On the next two color plates we find representations of Triptolemos. This Eleusinian god figures on two major red-figure vases, a pelike by the Triptolemos Painter and a kalpis attributed to the Berlin Painter, but he couldn’t be more differently portrayed. On the former he is bearded and seated on a stool, and on the latter he is youthful and rides his magic winged vehicle. On both vases the stalks of grain are prominent and a goddess (Persephone or Demeter) pours a libation into Triptolemos’ proffered phiale. Yet, a third vase (not illustrated in color) shows the Mission of Triptolemos but on a smaller vessel, an oinochoe by the Cleveland Painter. Interestingly all three vases are part of the “Orvieto Find”.
Dating to the early Classical period and also from Orvieto are two handsome stamnoi from the workshop of Polygnotos. The komos with its four named revelers by the Kleophon Painter is well known as is its near replica in the Hermitage which is the name-vase of this artist. Attributed to the Christie Painter,1 the other stamnos is decorated with the formulaic early Classical Amazonomachy in which a mounted Amazon in eastern garb rides to the right while two Greeks on foot attack with spears from the right. These two stamnoi bear an identical trademark on the underside of the base and were found in the same Etruscan tomb.

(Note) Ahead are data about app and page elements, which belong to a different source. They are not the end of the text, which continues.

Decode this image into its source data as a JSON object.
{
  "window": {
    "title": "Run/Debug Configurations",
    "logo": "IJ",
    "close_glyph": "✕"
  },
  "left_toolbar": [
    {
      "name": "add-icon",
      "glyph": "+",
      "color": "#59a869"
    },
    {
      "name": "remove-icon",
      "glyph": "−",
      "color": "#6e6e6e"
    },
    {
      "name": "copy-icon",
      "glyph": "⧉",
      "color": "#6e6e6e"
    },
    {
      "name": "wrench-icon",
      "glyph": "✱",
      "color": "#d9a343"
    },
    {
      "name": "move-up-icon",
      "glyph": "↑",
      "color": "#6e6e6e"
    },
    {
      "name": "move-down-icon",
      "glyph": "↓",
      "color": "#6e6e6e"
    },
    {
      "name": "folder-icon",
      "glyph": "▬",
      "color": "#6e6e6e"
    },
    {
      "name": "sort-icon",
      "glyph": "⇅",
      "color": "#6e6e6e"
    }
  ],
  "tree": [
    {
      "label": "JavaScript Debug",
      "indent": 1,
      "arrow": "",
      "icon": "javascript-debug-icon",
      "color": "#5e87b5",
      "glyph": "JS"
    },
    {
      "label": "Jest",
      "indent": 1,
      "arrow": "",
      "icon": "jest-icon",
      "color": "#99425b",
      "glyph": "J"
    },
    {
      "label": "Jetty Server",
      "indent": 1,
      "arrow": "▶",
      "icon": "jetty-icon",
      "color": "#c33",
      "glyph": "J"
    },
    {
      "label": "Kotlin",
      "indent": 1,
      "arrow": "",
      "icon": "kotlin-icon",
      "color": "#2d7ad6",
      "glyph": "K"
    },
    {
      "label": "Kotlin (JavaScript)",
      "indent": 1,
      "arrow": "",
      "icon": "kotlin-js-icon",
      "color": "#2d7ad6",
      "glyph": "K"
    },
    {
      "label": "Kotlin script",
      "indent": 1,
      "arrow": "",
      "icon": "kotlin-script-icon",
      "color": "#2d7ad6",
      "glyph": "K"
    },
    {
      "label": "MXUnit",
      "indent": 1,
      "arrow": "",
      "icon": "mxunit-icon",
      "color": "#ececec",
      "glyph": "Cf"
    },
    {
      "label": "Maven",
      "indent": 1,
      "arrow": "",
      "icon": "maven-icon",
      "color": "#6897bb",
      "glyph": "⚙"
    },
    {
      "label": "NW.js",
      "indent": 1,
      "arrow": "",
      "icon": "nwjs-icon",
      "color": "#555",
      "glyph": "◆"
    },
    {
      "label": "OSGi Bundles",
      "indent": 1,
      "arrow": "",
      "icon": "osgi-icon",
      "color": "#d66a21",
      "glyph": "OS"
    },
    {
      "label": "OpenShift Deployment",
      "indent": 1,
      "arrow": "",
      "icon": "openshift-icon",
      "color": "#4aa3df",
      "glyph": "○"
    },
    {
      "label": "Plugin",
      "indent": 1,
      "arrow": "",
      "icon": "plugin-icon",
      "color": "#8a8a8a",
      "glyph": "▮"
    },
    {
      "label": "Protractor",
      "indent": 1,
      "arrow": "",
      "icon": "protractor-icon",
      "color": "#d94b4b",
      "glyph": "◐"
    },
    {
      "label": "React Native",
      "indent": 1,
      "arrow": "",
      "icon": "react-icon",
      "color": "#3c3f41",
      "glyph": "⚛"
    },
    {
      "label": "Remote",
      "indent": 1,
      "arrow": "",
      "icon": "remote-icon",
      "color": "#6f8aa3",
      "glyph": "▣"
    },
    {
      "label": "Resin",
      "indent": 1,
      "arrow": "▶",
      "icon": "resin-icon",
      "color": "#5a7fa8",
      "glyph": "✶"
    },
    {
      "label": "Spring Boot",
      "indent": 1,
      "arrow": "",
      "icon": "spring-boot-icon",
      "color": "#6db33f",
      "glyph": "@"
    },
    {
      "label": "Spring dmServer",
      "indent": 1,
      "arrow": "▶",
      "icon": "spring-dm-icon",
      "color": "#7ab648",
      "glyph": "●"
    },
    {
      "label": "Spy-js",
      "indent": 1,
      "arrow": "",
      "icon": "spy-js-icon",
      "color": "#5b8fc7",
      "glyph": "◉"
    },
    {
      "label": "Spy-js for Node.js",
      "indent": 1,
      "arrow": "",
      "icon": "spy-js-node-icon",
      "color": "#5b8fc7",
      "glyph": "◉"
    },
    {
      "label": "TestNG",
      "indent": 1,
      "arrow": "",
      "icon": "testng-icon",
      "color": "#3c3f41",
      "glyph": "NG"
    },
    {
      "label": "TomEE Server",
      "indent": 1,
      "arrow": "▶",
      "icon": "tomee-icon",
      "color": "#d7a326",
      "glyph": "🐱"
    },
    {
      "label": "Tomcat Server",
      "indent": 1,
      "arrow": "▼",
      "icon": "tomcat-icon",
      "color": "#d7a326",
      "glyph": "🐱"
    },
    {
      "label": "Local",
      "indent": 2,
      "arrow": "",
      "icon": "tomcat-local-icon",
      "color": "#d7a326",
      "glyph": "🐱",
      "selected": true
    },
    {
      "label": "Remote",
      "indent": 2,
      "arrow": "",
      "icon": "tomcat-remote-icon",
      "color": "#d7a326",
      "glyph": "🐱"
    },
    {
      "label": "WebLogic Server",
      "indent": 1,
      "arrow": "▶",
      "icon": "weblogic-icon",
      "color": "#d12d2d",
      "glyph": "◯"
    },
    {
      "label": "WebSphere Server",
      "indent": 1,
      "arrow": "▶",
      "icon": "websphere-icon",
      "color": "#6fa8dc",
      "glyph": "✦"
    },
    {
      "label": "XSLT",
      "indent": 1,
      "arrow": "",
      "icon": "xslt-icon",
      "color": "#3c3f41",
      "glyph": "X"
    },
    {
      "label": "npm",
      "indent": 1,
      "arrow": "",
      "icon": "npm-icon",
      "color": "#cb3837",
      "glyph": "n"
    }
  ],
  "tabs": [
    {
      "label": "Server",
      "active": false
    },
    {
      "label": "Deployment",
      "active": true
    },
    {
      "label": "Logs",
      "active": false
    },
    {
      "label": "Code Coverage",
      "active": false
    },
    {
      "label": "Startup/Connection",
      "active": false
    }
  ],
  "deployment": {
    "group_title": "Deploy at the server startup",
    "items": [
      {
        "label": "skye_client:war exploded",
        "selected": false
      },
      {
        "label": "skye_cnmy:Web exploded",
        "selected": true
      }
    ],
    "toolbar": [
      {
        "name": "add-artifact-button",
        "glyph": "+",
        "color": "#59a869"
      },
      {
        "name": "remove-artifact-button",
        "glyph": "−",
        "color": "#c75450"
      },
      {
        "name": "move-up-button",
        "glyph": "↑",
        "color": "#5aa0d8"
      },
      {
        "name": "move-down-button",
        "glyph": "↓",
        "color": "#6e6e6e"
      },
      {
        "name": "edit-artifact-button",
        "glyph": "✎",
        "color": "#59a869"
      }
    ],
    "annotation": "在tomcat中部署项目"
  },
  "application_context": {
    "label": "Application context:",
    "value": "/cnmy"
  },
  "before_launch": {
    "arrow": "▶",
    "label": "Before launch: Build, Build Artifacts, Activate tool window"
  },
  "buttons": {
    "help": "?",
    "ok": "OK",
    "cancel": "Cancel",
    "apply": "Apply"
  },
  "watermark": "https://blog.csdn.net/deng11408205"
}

A more colorful Amazonomachy decorates the next vase produced in color, an Apulian volute krater attributed to the Patera Painter. One of the few mythological scenes by this painter who specialized in funerary vases, this fight is paired with the standard grave scene on the reverse. The last color plate presents a rare image in Etruscan vase painting, namely the bust of a draped woman in three-quarter pose within the tondo of a cup. She is bedecked with leafy wreaths and jewelry and a prominent veil floats behind her head.

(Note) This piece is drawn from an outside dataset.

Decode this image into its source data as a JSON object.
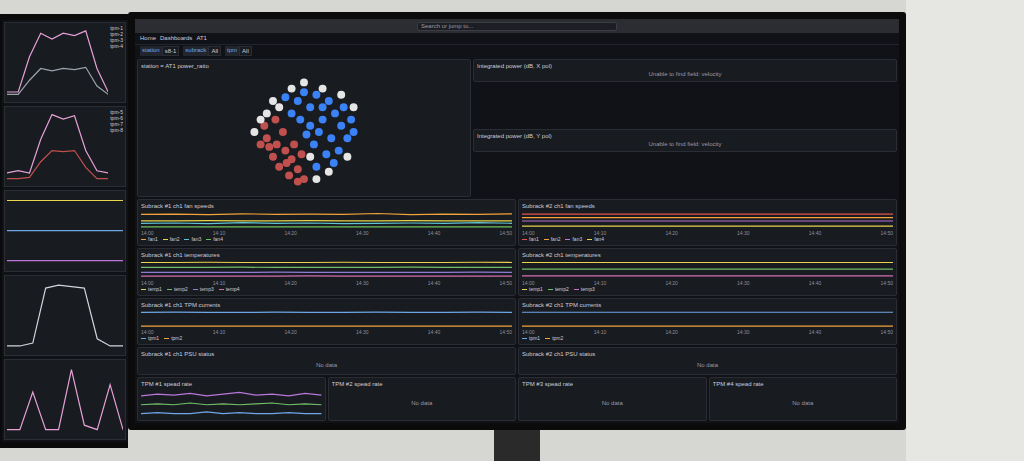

These constitute the highlights of the Ny Carlsberg collection, but there are many other vases of considerable interest. Perhaps the most peculiar Attic black-figure cup in the collection is the one labeled with the name of Pistias on both sides. A footed mastos, it is decorated in outline on a whitish ground on front and back, with a bearded frontal head topped by a palmette, probably a mask of Dionysos. While there are many other skyphoi of this particular shape and technique, this is the only one with the inscription which gives its name to the class. Another black-figure vase of importance is the Panathenaic prize amphora with wrestlers acquired in 1980 on the art market. Although its attribution to the Kleophon Painter is contested, the author makes a strong case for it.

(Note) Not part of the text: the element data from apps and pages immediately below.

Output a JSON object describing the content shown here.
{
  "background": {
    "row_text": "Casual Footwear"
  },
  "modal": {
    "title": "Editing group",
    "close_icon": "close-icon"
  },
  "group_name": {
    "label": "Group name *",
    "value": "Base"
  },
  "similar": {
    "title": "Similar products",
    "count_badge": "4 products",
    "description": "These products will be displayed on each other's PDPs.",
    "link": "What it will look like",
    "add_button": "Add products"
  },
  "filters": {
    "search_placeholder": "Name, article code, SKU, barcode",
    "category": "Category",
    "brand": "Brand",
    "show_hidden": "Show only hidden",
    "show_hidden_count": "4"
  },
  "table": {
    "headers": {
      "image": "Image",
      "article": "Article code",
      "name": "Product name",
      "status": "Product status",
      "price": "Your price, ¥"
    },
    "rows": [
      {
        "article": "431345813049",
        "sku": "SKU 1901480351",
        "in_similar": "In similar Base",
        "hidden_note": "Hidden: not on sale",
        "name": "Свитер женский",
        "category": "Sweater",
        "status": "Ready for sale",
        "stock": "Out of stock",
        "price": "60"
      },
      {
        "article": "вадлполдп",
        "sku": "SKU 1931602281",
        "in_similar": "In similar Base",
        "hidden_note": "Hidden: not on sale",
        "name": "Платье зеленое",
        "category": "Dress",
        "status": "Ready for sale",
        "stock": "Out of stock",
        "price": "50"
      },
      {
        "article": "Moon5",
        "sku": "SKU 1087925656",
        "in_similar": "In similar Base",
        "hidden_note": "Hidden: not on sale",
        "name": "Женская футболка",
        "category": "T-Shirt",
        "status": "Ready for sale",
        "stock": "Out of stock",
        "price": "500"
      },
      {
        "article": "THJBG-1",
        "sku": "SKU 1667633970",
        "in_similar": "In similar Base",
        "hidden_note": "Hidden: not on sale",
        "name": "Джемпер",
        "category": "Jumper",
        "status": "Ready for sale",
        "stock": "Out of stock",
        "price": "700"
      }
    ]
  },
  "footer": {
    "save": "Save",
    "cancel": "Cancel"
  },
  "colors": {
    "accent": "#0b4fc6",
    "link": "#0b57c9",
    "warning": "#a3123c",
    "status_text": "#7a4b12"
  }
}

I have only two objections to what is otherwise an exemplary CVA. One is the lack of sub-headings in the entries, which would make for easier access to information, and the second is the insistence on chronological ordering such that the black-figure Panathenaic of ca. 430 B.C. is among the red-figure vases of the Classical period rather than with the other Attic vases of similar technique. Otherwise with its color plates, generous illustrations and drawings, excellent paper, and thorough scholarship, this volume sets a new standard for future CVAs.
1. It is surprising that no reference is given in this entry to Susan Matheson, Polygnotos and Vase Painting in Classical Athens (New Haven 1995) pp. 122-128 for the Christie Painter.